The way the immune system functions is an extremely complex process and the mechanics of it have still not been fully understood by scientists. Which proteins are responsible for the immune response? Can an organism be made genetically impervious to all, or at least some malignant bacteria? Biologists and geneticists all over the world seek answers to these questions.

In order to understand how the immune system works, scientists conduct experiments and study mice populations in which the animals possess certain non-functioning genes as a result of prolonged targeted cross-breeding. When this approach, known to scientists as “gene knockout”, results in changes to the way an animal’s immune system operates, it means that the gene has a direct effect on the immune response.

Cell function and listeriosis

An international research team has conducted a study of mice that have had two genes “knocked out”, namely the ones responsible for the production of two proteins: Beclin 1 and FIP200. Notably, the knockout was made not to the entire organism, but to the myeloid (a sub-type of immune cells) cells of the mice. These proteins are involved in the process of autophagy, which is the degradation of molecules and organelles by the cells. It was found that this knockout made the animals almost completely impervious to the Listeria monocytogenes bacteria – the cause of the dangerous disease listeriosis. The disease affects the nervous system and, if left untreated, may be fatal.

“Listeria monocytogenes is a bacterium that divides within the cell,” explains Konstantin Zaitsev, a co-author of the study, PhD student, and staff member of ITMO University’s Computer Technologies Lab. “We’ve found that disabling the genes responsible for Beclin 1 or FIP200 allows the mice to fight off the infection and recover nicely.”

Such a result has to do with the fact that the immune system of a mouse with knocked-out genes is activated permanently, as opposed to regular mice whose immune systems are only activated by external factors. Macrophages, a type of white blood cells, are therefore constantly excited, which allows them to instantly take action when Listeria monocytogenes is introduced to the organism.

Listeria monocytogenes bacteria
Listeria monocytogenes bacteria

“Macrophages are tissue-resident cells and act as a sort of sentinels, always on the lookout for intruders. They can “eat” bacteria, digest them, and then hand them over to the rest of the immune system. In our test mice, these cells are on average much more active than they are in the regular specimens,” says Zaitsev.

The scientists have also confirmed the significance of interferon-gamma molecules to the immune response.

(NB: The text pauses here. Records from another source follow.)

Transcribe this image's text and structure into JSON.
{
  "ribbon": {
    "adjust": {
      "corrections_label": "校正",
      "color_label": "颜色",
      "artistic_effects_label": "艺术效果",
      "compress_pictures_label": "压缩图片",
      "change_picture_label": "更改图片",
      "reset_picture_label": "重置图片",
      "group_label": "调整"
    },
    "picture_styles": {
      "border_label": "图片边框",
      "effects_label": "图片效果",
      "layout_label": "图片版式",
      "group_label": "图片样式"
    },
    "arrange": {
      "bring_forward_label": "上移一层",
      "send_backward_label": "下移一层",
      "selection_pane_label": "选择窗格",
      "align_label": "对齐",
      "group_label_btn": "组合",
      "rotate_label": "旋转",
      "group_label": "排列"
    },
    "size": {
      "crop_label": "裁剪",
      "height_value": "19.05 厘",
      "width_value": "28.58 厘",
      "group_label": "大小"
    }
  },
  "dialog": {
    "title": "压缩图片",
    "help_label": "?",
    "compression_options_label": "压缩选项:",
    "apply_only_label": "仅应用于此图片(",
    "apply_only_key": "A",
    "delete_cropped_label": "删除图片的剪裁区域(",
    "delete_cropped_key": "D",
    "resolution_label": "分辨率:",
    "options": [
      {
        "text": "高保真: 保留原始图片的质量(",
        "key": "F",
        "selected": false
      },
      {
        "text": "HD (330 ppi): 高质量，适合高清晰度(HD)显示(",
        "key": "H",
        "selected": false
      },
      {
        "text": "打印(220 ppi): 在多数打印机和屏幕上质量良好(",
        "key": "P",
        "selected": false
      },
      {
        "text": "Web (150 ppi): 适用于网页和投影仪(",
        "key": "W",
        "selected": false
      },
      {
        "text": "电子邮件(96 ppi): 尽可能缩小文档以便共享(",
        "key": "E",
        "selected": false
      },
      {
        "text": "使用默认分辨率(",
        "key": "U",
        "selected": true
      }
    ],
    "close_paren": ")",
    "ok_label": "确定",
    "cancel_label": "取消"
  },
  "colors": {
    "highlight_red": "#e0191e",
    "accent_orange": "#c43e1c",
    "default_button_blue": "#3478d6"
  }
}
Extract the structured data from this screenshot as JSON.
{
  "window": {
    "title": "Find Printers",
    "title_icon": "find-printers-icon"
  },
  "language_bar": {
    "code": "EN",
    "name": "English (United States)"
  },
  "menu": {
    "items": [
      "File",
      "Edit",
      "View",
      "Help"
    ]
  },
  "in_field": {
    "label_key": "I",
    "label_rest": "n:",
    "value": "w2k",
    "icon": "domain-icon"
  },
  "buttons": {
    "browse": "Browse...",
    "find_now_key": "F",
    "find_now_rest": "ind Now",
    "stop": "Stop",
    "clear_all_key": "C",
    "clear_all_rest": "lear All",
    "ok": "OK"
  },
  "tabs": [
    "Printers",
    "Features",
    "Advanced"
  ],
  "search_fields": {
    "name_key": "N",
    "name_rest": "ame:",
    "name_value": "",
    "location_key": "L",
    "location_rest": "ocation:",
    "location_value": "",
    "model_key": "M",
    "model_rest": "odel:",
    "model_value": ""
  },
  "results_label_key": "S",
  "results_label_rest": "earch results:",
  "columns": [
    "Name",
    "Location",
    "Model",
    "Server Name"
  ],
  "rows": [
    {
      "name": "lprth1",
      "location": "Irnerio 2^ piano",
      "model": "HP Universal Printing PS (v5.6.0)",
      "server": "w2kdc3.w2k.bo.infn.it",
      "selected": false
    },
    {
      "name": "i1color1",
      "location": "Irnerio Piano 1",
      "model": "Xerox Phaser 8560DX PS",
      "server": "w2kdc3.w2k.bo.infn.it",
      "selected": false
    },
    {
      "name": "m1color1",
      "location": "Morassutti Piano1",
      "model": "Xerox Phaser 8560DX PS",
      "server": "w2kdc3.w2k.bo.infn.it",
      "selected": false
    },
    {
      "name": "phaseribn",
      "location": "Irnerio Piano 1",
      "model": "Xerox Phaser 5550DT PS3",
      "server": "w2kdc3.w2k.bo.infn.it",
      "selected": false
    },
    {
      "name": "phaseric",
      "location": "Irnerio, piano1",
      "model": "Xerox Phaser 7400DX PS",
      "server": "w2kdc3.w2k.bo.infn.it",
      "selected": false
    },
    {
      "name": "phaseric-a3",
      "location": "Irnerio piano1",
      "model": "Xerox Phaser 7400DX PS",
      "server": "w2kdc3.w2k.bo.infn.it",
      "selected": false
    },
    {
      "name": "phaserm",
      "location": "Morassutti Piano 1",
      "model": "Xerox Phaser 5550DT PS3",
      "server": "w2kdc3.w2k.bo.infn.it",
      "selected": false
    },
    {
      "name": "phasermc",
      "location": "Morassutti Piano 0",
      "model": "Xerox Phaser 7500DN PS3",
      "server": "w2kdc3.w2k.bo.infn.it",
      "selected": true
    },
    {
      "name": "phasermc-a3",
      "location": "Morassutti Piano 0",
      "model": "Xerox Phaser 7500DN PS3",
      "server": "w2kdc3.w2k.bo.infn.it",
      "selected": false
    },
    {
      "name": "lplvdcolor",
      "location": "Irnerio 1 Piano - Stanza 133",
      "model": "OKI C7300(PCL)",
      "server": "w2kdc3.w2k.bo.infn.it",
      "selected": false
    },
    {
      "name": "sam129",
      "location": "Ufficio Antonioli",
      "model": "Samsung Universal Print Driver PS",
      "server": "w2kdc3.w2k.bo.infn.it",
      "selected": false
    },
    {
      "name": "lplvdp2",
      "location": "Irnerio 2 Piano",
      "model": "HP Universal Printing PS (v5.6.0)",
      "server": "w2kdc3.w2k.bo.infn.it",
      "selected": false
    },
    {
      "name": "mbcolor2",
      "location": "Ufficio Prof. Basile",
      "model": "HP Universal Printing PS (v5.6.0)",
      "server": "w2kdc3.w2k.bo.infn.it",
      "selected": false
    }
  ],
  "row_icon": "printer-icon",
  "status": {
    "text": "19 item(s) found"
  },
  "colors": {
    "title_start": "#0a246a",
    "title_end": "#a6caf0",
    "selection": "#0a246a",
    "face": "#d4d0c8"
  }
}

“How are these macrophages activated? By interferon-gamma, a type of immune molecules which immune cells use to communicate with each other. When we knocked out receptors of these molecules within the cells, the changes reverted and the mice became once again vulnerable to listeriosis,” adds Zaitsev.

Everything has a cost

At first glance, gene editing doesn’t seem to have any fatal effect on the test animals’ lives: they grow, develop, feed, and procreate as normal. But that doesn’t mean that turning off their genes leaves the mice unscathed.

As the experiments showed, other infections, such as influenza, still affect the test mice at the same rate as regular mice. It should also be noted that, while the test animals developed nearly in the same manner as their regular counterparts, they were nevertheless vulnerable to their own immune system.

Konstantin Zaitsev
Konstantin Zaitsev

“A permanently active immune system is a double-edged sword,” explains Zaitsev. “There is a lot of background inflammation going on. It’s no accident that the immune system is at rest most of the time. We don’t want it reacting to the many processes that take place within the organism. We’ve found signs of chronic inflammation in the mice’s other organs, such as their liver, lungs, or kidneys.”

Nevertheless, the researchers’ study provides a great deal of analytical material in regards to the effects of proteins Beclin 1 and FIP200 on the immune response to pathogenic microorganisms.

Ya-Ting Wang, Konstantin Zaitsev, Qun Lu, Shan Li, W. Timothy Schaiff, Ki-Wook Kim, Lindsay Droit, Craig B. Wilen, Chandni Desai, Dale R. Balce, Robert C. Orchard, Anthony Orvedahl, Sunmin Park, Darren Kreamalmeyer, Scott A. Handley, John D. Pfeifer, Megan T. Baldridge, Maxim N. Artyomov, Christina L. Stallings, Herbert W. Virgin. Select autophagy genes maintain quiescence of tissue-resident macrophages and increase susceptibility to Listeria monocytogenes. Nature Microbiology, 2019. 10.1038/s41564-019-0633-0